I just returned from New Zealand, the host of the APEC and anti-APEC conferences over last week. Until Indonesian army thugs started their violent cleansing in East Timor, New Zealand wits had called the Asian Pacific economic cooperation group All Politicians Enjoy Cocktails.
New Zealanders face serious trade issues like a $1.7 billion imbalance of imports over exports. This is an ongoing trend, reflecting its weak position in the APECking order. New Zealand also suffers from growing unemployment. The privatization policies of successive free trade governments have converted treasures like its railroad into speculating object by Wisconsin companies.
Many Kiwis chaffed at the overachieving nature of its government's security measures. One said: "Our government spent $50 million on so-called security, has closed highways, inconveniencing our citizens, blocked off city streets near downtown, screwing the merchants and ordered helicopters to hover 24 hours a day, keeping Auckland's population awake and annoyed.

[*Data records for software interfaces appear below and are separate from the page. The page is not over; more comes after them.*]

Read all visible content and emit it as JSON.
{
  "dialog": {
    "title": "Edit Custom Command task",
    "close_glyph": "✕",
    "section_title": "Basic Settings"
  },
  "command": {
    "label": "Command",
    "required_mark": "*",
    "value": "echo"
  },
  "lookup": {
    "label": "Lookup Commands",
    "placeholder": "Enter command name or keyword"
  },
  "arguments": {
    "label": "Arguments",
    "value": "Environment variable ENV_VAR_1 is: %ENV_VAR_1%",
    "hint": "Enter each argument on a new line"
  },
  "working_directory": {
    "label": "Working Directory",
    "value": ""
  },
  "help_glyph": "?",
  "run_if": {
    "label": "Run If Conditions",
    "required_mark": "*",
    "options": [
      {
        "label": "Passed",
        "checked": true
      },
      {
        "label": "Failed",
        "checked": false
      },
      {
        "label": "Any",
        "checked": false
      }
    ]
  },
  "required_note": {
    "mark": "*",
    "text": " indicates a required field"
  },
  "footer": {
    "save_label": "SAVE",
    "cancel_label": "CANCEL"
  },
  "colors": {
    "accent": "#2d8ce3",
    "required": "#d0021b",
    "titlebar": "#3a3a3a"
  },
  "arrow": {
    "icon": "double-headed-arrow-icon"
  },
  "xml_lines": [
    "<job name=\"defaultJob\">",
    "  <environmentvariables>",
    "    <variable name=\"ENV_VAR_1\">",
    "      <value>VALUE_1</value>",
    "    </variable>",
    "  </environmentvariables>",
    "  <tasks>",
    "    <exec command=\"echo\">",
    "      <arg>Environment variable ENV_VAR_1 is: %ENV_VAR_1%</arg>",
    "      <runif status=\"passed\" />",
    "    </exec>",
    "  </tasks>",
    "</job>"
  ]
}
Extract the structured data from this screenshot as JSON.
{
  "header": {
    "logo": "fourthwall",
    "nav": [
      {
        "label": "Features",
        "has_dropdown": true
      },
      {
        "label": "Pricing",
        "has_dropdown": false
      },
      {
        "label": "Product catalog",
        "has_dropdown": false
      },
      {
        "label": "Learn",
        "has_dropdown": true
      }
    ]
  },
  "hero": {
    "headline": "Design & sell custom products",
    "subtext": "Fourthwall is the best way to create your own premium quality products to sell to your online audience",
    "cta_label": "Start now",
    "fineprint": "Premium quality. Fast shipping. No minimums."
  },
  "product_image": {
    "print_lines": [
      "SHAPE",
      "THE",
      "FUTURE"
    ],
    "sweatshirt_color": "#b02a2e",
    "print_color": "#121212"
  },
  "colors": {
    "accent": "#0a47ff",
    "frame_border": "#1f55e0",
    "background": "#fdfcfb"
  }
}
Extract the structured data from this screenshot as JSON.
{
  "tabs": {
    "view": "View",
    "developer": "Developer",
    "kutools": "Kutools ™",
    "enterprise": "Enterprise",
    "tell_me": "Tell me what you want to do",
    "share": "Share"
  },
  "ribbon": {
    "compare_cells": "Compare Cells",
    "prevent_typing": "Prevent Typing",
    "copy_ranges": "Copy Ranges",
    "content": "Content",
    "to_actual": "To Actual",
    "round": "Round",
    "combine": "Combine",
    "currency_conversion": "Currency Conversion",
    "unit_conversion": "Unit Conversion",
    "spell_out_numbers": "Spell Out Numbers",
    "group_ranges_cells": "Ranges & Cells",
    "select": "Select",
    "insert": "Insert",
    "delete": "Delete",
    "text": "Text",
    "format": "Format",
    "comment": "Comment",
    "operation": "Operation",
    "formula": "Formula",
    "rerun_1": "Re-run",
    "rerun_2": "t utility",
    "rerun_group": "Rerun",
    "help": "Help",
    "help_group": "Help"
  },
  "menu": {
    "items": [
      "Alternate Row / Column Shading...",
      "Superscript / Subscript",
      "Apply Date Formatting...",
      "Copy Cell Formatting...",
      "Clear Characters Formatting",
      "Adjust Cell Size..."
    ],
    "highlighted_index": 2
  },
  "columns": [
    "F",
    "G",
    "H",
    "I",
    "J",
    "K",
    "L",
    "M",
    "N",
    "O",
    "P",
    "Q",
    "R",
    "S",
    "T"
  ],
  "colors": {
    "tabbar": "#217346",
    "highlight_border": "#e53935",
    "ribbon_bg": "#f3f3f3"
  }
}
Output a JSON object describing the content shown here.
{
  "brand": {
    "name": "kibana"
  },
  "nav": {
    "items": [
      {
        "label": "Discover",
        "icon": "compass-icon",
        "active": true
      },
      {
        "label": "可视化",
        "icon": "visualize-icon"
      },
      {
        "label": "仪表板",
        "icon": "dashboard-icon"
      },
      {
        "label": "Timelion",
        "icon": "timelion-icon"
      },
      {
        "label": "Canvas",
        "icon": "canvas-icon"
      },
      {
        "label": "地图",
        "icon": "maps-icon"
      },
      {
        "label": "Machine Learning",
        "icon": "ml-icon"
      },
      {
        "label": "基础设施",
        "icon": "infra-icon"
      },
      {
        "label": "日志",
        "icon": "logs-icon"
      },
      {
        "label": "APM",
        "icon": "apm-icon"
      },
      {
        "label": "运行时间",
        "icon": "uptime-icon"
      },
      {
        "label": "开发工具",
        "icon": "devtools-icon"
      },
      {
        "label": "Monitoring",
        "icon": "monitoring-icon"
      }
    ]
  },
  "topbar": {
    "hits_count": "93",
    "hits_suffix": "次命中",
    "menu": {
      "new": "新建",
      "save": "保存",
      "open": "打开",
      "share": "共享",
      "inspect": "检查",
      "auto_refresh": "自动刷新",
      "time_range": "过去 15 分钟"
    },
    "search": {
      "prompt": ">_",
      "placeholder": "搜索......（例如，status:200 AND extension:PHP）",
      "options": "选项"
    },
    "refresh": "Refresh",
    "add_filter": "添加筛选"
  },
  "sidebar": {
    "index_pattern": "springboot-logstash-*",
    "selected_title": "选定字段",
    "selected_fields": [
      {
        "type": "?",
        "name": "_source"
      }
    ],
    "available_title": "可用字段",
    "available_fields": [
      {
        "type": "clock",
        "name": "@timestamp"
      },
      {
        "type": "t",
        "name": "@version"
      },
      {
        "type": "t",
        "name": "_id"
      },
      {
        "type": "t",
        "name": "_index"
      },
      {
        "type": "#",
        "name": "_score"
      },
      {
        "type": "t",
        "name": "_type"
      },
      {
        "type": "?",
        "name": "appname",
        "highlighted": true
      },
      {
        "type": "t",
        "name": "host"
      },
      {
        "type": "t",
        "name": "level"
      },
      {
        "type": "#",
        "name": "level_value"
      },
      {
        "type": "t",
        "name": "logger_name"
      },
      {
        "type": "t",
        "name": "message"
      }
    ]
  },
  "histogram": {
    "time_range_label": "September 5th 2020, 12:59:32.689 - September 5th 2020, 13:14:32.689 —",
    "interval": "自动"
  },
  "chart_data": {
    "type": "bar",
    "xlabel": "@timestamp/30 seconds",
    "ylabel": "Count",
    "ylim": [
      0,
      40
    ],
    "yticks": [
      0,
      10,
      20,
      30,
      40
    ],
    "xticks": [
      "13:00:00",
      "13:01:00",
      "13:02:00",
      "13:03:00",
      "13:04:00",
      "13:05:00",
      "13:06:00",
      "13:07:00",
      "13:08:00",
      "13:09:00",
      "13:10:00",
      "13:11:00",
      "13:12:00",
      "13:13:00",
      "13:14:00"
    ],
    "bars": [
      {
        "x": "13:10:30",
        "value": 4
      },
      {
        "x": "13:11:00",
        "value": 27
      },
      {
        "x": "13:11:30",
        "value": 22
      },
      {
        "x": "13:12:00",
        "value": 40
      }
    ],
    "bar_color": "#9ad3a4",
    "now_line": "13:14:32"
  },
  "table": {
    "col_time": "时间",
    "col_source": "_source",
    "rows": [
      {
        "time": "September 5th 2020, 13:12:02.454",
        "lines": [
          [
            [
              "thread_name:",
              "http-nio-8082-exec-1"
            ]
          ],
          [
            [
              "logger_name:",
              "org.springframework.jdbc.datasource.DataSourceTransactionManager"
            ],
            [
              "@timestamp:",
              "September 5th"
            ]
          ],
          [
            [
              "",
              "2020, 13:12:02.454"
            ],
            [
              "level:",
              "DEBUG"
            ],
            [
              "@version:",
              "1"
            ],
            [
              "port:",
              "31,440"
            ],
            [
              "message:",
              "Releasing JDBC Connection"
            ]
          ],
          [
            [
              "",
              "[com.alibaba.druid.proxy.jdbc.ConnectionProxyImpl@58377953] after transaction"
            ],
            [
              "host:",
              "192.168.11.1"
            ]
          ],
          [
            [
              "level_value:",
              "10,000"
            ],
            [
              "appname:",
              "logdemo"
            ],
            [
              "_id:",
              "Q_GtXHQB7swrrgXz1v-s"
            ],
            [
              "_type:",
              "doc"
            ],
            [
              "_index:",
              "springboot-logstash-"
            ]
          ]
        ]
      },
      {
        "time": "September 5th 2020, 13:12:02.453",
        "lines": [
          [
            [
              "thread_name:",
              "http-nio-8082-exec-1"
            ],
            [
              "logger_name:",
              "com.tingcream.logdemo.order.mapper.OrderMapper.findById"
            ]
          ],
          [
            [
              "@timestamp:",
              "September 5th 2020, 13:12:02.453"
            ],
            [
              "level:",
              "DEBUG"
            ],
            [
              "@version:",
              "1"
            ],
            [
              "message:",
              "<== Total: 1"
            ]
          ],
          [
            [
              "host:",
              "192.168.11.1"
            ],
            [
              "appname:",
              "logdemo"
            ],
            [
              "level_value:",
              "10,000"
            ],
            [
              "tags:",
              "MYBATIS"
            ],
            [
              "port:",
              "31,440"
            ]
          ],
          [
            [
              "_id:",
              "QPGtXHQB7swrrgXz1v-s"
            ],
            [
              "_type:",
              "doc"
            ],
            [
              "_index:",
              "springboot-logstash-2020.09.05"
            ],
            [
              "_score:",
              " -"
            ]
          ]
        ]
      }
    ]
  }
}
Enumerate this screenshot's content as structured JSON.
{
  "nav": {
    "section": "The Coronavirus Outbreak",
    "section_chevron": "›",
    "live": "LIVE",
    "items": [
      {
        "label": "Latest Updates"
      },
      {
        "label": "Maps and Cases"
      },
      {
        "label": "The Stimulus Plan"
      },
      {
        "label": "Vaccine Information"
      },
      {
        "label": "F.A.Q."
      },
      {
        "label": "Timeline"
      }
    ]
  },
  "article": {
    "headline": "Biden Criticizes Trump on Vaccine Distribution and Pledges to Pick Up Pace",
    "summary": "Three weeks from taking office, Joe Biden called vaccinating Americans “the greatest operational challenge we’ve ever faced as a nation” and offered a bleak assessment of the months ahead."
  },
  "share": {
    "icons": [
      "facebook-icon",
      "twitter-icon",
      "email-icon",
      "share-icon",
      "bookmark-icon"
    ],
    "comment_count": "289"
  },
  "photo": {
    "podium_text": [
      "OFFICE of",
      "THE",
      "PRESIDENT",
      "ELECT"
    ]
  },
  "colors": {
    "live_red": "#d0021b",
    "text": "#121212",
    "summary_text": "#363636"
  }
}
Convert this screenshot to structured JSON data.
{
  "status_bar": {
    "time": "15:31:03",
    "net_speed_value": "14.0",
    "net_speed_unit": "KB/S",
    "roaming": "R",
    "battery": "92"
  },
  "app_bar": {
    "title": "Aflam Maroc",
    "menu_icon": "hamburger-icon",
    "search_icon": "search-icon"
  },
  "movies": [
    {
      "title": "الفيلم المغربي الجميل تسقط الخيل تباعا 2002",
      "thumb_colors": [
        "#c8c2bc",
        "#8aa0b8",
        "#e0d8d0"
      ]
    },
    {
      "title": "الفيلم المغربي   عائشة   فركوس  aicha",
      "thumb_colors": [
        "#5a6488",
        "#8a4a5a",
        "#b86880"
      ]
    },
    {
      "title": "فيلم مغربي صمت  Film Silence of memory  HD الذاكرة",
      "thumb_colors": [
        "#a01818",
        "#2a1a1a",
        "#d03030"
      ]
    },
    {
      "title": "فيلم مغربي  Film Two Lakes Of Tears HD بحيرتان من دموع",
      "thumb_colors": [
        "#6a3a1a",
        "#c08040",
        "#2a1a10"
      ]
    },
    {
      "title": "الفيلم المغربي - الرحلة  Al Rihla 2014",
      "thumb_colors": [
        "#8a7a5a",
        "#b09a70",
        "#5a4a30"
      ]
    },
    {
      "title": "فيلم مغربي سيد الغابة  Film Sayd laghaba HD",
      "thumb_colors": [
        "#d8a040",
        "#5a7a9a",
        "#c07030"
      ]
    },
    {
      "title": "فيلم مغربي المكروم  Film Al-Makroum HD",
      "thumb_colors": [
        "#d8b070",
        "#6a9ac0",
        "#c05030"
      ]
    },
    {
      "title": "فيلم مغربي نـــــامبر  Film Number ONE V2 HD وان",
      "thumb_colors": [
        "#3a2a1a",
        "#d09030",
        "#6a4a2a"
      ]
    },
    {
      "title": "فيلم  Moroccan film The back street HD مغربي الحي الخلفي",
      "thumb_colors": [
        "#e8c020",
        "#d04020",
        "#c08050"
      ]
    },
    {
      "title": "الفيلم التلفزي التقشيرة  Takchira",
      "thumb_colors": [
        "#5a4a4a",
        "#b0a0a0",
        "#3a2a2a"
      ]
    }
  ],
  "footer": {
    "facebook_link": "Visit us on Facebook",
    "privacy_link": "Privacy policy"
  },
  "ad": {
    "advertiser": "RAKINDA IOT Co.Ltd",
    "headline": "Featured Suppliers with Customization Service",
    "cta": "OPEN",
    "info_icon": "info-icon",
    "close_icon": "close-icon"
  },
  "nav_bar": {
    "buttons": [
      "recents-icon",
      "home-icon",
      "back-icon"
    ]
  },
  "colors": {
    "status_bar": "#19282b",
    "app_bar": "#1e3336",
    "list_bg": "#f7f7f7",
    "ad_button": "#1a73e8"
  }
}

Just to protect the world's leading trade nerds from no one so they could exchange banalities about the evil nature of tariffs and the wonders of transnational corporate business!"
In addition, the government flew in police from all over New Zealand, thus giving criminals a virtual open house. The otherwise dull meetings, filled with euphemisms like free trade brings peace and cliches like democratic countries that belong to trading blocks don't make war or commit genocide, turned into a serious embarrassment for open market promoters. Bill Clinton, Tony Blair and the host of Asian and Latin American Clinton lights churned out self-justifying press releases while the Indonesian military gangsters murdered East Timorese and looted and burned Dili, its capital.
Outside the APEC meeting areas, demonstrators marched, held banners and chanted. Human rights over property rights. The TV ran showed Indonesian military thugs violently cleansing in East Timor.
How did Indonesia's massacre and deport policy in East Timor differ from the Serbian government's acts in Kosovo, a demonstrator asked me. Well, I said, Indonesian human rights violators are ours. The CIA helped topple Indonesia's elected government in 1965 and the Pentagon has provided ongoing training there to promote democratic values. That's the difference."
Some APEC delegates couldn't see the relationship of human rights issues to trade. "How does a little violence in East Timor relate to China's entry into the World Trade Organization?" a Thai delegate wondered. APEC's 21 members account for 45% of world trade. They generate $16 trillion in output. The handful of multinational corporations who dominate this economic sphere shrug off glitches like Indonesia's "excesses" in East Timor.
The demonstrators chanted "human rights over property rights," while the delegates inside became ever more convinced that property rights are human rights. Indeed, their agenda was to promote policies that facilitate international trade between giant corporations and remove from the agenda old fashioned notions of human rights. That's the essence of the APEC summit.
Polls show the ruling National Party fading badly as elections near. New Zealanders have had enough free trade policies.